At the same time, Ryanair has imposed internet–only check–in and, in a manner of what many may see as hubris, is imposing a 5/£5 charge for doing so (and a penalty of 40 for failure to do so). This may take the idea of unbundling fares to an unwarranted extreme (and indeed may backfire, although OLeary talks of educating and disciplining the passenger), but removes the need for the use of check–in desks (for which the airline gets charged at the airport) and incidentally frees up some elements of terminal capacity for the airports concerned, making — from Ryanair’s point of view — their arguments for terminal expansion specious.
Ryanair is also sitting on an unproductive 29% stake in Aer Lingus: full takeover uniquely blocked (no doubt at the Irish government’s request) by Brussels. It appears very unlikely now that Ryanair will initiate a third public bid for its local rival; but it may very well be willing to sit and wait. The Irish flag carrier is suffering more than most in this downturn mainly because it is having to compete head–on with Ryanair. It has recently announced another major restructuring plan to cut costs by nearly 100m by 2011 (around 12% of non–fuel costs) with a major redundancy plan, deferral of aircraft deliveries, and reassessment of pension provisions which may just produce returns before its cash balances (1bn gross cash at the end of June, net cash 440m down from 800m a year earlier) become uncomfortable.
Unfortunately, having slimmed down its operations so far in its restructuring in the early 2000s, it may have little real further opportunity to dream of approaching Ryanair’s cost base even by moving operations to London Gatwick.
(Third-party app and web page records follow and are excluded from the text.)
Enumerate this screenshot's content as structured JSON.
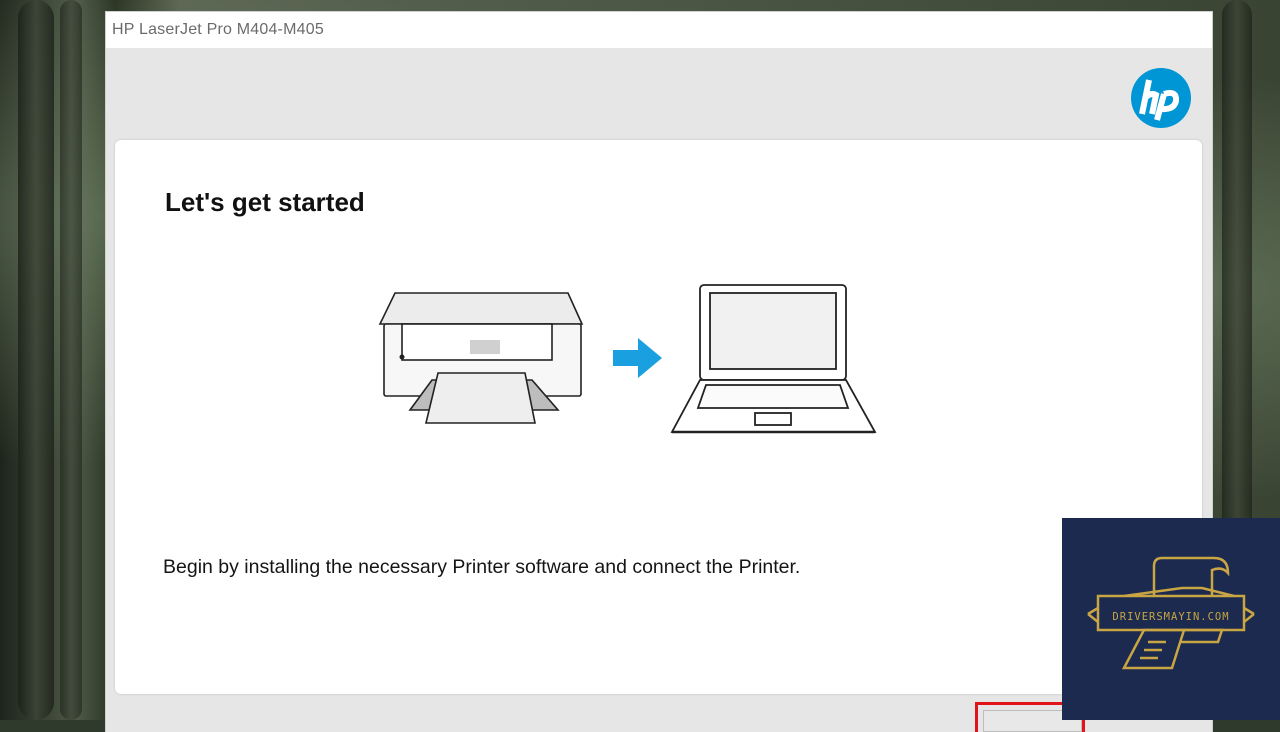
{
  "window": {
    "title": "HP LaserJet Pro M404-M405"
  },
  "brand": {
    "logo_icon": "hp-logo-icon",
    "accent_color": "#0096d6"
  },
  "content": {
    "heading": "Let's get started",
    "description": "Begin by installing the necessary Printer software and connect the Printer.",
    "illustration_icons": [
      "printer-icon",
      "arrow-right-icon",
      "laptop-icon"
    ]
  },
  "watermark": {
    "text": "DRIVERSMAYIN.COM",
    "background_color": "#1b2a4e",
    "accent_color": "#c9a544"
  },
  "highlight": {
    "color": "#e1141b"
  }
}
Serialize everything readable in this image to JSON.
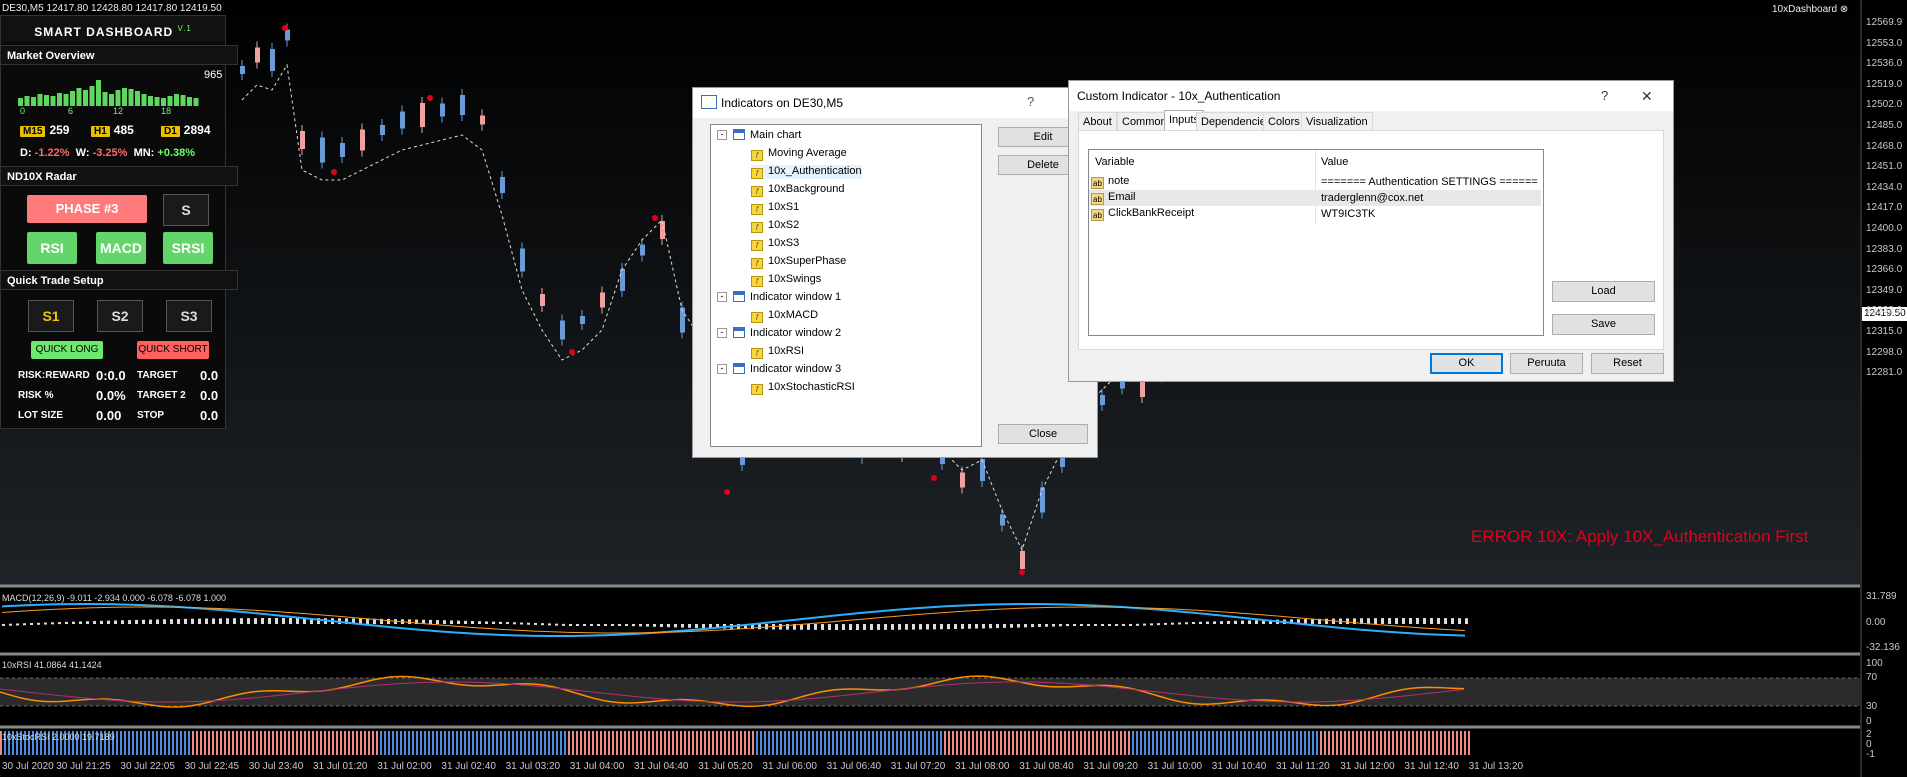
{
  "chart": {
    "symbol_line": "DE30,M5  12417.80 12428.80 12417.80 12419.50",
    "top_right_label": "10xDashboard",
    "error_message": "ERROR 10X: Apply 10X_Authentication First",
    "current_price": "12419.50",
    "price_ticks": [
      "12569.9",
      "12553.0",
      "12536.0",
      "12519.0",
      "12502.0",
      "12485.0",
      "12468.0",
      "12451.0",
      "12434.0",
      "12417.0",
      "12400.0",
      "12383.0",
      "12366.0",
      "12349.0",
      "12332.0",
      "12315.0",
      "12298.0",
      "12281.0"
    ],
    "time_ticks": [
      "30 Jul 2020",
      "30 Jul 21:25",
      "30 Jul 22:05",
      "30 Jul 22:45",
      "30 Jul 23:40",
      "31 Jul 01:20",
      "31 Jul 02:00",
      "31 Jul 02:40",
      "31 Jul 03:20",
      "31 Jul 04:00",
      "31 Jul 04:40",
      "31 Jul 05:20",
      "31 Jul 06:00",
      "31 Jul 06:40",
      "31 Jul 07:20",
      "31 Jul 08:00",
      "31 Jul 08:40",
      "31 Jul 09:20",
      "31 Jul 10:00",
      "31 Jul 10:40",
      "31 Jul 11:20",
      "31 Jul 12:00",
      "31 Jul 12:40",
      "31 Jul 13:20"
    ],
    "macd_label": "MACD(12,26,9) -9.011 -2.934 0.000 -6.078 -6.078 1.000",
    "macd_ticks": [
      "31.789",
      "0.00",
      "-32.136"
    ],
    "rsi_label": "10xRSI 41.0864 41.1424",
    "rsi_ticks": [
      "100",
      "70",
      "30",
      "0"
    ],
    "srsi_label": "10xStocRSI 2.0000 19.7189",
    "srsi_ticks": [
      "2",
      "0",
      "-1"
    ],
    "colors": {
      "bull": "#6b9bd6",
      "bear": "#f0a0a0",
      "accent_red": "#e0001b"
    }
  },
  "dashboard": {
    "title": "SMART DASHBOARD",
    "version": "V.1",
    "market_overview": "Market Overview",
    "bar_max": "965",
    "bar_axis": [
      "0",
      "6",
      "12",
      "18"
    ],
    "tf": [
      {
        "label": "M15",
        "value": "259"
      },
      {
        "label": "H1",
        "value": "485"
      },
      {
        "label": "D1",
        "value": "2894"
      }
    ],
    "changes": {
      "d_label": "D:",
      "d": "-1.22%",
      "w_label": "W:",
      "w": "-3.25%",
      "mn_label": "MN:",
      "mn": "+0.38%"
    },
    "radar": "ND10X Radar",
    "phase": "PHASE #3",
    "s_btn": "S",
    "rsi_btn": "RSI",
    "macd_btn": "MACD",
    "srsi_btn": "SRSI",
    "quick_trade": "Quick Trade Setup",
    "s1": "S1",
    "s2": "S2",
    "s3": "S3",
    "quick_long": "QUICK LONG",
    "quick_short": "QUICK SHORT",
    "rows": [
      {
        "l1": "RISK:REWARD",
        "v1": "0:0.0",
        "l2": "TARGET",
        "v2": "0.0"
      },
      {
        "l1": "RISK %",
        "v1": "0.0%",
        "l2": "TARGET 2",
        "v2": "0.0"
      },
      {
        "l1": "LOT SIZE",
        "v1": "0.00",
        "l2": "STOP",
        "v2": "0.0"
      }
    ]
  },
  "indicators_dialog": {
    "title": "Indicators on DE30,M5",
    "help": "?",
    "tree": [
      {
        "label": "Main chart",
        "type": "win",
        "level": 0
      },
      {
        "label": "Moving Average",
        "type": "ind",
        "level": 1
      },
      {
        "label": "10x_Authentication",
        "type": "ind",
        "level": 1
      },
      {
        "label": "10xBackground",
        "type": "ind",
        "level": 1
      },
      {
        "label": "10xS1",
        "type": "ind",
        "level": 1
      },
      {
        "label": "10xS2",
        "type": "ind",
        "level": 1
      },
      {
        "label": "10xS3",
        "type": "ind",
        "level": 1
      },
      {
        "label": "10xSuperPhase",
        "type": "ind",
        "level": 1
      },
      {
        "label": "10xSwings",
        "type": "ind",
        "level": 1
      },
      {
        "label": "Indicator window 1",
        "type": "win",
        "level": 0
      },
      {
        "label": "10xMACD",
        "type": "ind",
        "level": 1
      },
      {
        "label": "Indicator window 2",
        "type": "win",
        "level": 0
      },
      {
        "label": "10xRSI",
        "type": "ind",
        "level": 1
      },
      {
        "label": "Indicator window 3",
        "type": "win",
        "level": 0
      },
      {
        "label": "10xStochasticRSI",
        "type": "ind",
        "level": 1
      }
    ],
    "edit": "Edit",
    "delete": "Delete",
    "close": "Close"
  },
  "custom_dialog": {
    "title": "Custom Indicator - 10x_Authentication",
    "help": "?",
    "close_x": "✕",
    "tabs": [
      "About",
      "Common",
      "Inputs",
      "Dependencies",
      "Colors",
      "Visualization"
    ],
    "active_tab": "Inputs",
    "col_variable": "Variable",
    "col_value": "Value",
    "rows": [
      {
        "var": "note",
        "val": "======= Authentication SETTINGS ======"
      },
      {
        "var": "Email",
        "val": "traderglenn@cox.net"
      },
      {
        "var": "ClickBankReceipt",
        "val": "WT9IC3TK"
      }
    ],
    "load": "Load",
    "save": "Save",
    "ok": "OK",
    "cancel": "Peruuta",
    "reset": "Reset"
  }
}
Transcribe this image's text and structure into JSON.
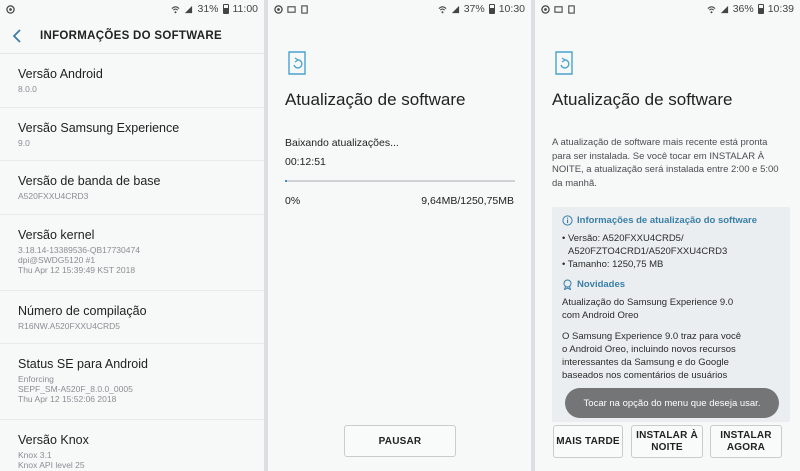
{
  "panel1": {
    "status": {
      "battery": "31%",
      "time": "11:00"
    },
    "header_title": "INFORMAÇÕES DO SOFTWARE",
    "items": [
      {
        "title": "Versão Android",
        "lines": [
          "8.0.0"
        ]
      },
      {
        "title": "Versão Samsung Experience",
        "lines": [
          "9.0"
        ]
      },
      {
        "title": "Versão de banda de base",
        "lines": [
          "A520FXXU4CRD3"
        ]
      },
      {
        "title": "Versão kernel",
        "lines": [
          "3.18.14-13389536-QB17730474",
          "dpi@SWDG5120 #1",
          "Thu Apr 12 15:39:49 KST 2018"
        ]
      },
      {
        "title": "Número de compilação",
        "lines": [
          "R16NW.A520FXXU4CRD5"
        ]
      },
      {
        "title": "Status SE para Android",
        "lines": [
          "Enforcing",
          "SEPF_SM-A520F_8.0.0_0005",
          "Thu Apr 12 15:52:06 2018"
        ]
      },
      {
        "title": "Versão Knox",
        "lines": [
          "Knox 3.1",
          "Knox API level 25"
        ]
      }
    ]
  },
  "panel2": {
    "status": {
      "battery": "37%",
      "time": "10:30"
    },
    "title": "Atualização de software",
    "downloading": "Baixando atualizações...",
    "elapsed": "00:12:51",
    "percent": "0%",
    "progress_fraction": 0.01,
    "size": "9,64MB/1250,75MB",
    "pause_button": "PAUSAR"
  },
  "panel3": {
    "status": {
      "battery": "36%",
      "time": "10:39"
    },
    "title": "Atualização de software",
    "intro": "A atualização de software mais recente está pronta para ser instalada. Se você tocar em INSTALAR À NOITE, a atualização será instalada entre 2:00 e 5:00 da manhã.",
    "info_heading": "Informações de atualização do software",
    "version_line1": "• Versão: A520FXXU4CRD5/",
    "version_line2": "A520FZTO4CRD1/A520FXXU4CRD3",
    "size_line": "• Tamanho: 1250,75 MB",
    "news_heading": "Novidades",
    "news_line1": "Atualização do Samsung Experience 9.0",
    "news_line2": "com Android Oreo",
    "desc_line1": "O Samsung Experience 9.0 traz para você",
    "desc_line2": "o Android Oreo, incluindo novos recursos",
    "desc_line3": "interessantes da Samsung e do Google",
    "desc_line4": "baseados nos comentários de usuários",
    "toast": "Tocar na opção do menu que deseja usar.",
    "btn_later": "MAIS TARDE",
    "btn_night_1": "INSTALAR À",
    "btn_night_2": "NOITE",
    "btn_now_1": "INSTALAR",
    "btn_now_2": "AGORA"
  },
  "colors": {
    "accent": "#3b8fd0",
    "info_heading": "#3a7fa8"
  }
}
Aer Lingus does not necessarily have the leeway to raise the much–needed cash that was enjoyed by BA, Lufthansa or Air France earlier this year, or the major US carriers recently unless it were able to persuade the Irish Government to allow it to sell its valuable slots at London Heathrow. Any attempt to raise cash from shareholders would probably require Ryanair’s agreement, while the government and the employee pension funds may find a request to put up funds uncomfortable.
O'Leary appears quite happy to wait for the humiliating call to rescue Aer Lingus and his recent comments suggesting using it as a vehicle to bid for bmi may not be too far off the wall, and could allow Ryanair legitimate access into the more mainstream airports.
The airline industry is quite good at generating high profile maverick players, and working out quite where a maverick will next jump is almost impossible. Ryanair’s mantra to double passengers, revenues and profits between 2007 and 2012 may not quite yet be believed by the financial markets, but under current plans could be achieved (after the declines of last year and this) by a 5% annual growth in revenues per passenger over the next two years to bring it back to the 52/pax generated in 2007.
If it does have a breakdown in negotiations with Boeing and cuts back its growth plans significantly, it may have to generate an annual growth in revenues per passenger of more than 10%. However, by following a low or static growth path from 2012 onwards this may ironically give it an additional cost advantage over other LCCs among other things in not having to buy quite so many emissions allowances as the aviation industry enters the European Emissions Trading Scheme as would otherwise be the case but would create more problems in the longer term over how to deal with an ageing fleet.
Meanwhile, in deciding where Ryanair goes from here, OLeary may just be faced with an embarrassing number of strategic options for Ryanair.
|CSA Czech Airlines
August 2009; AEA for all other figures, for winter 2008/09.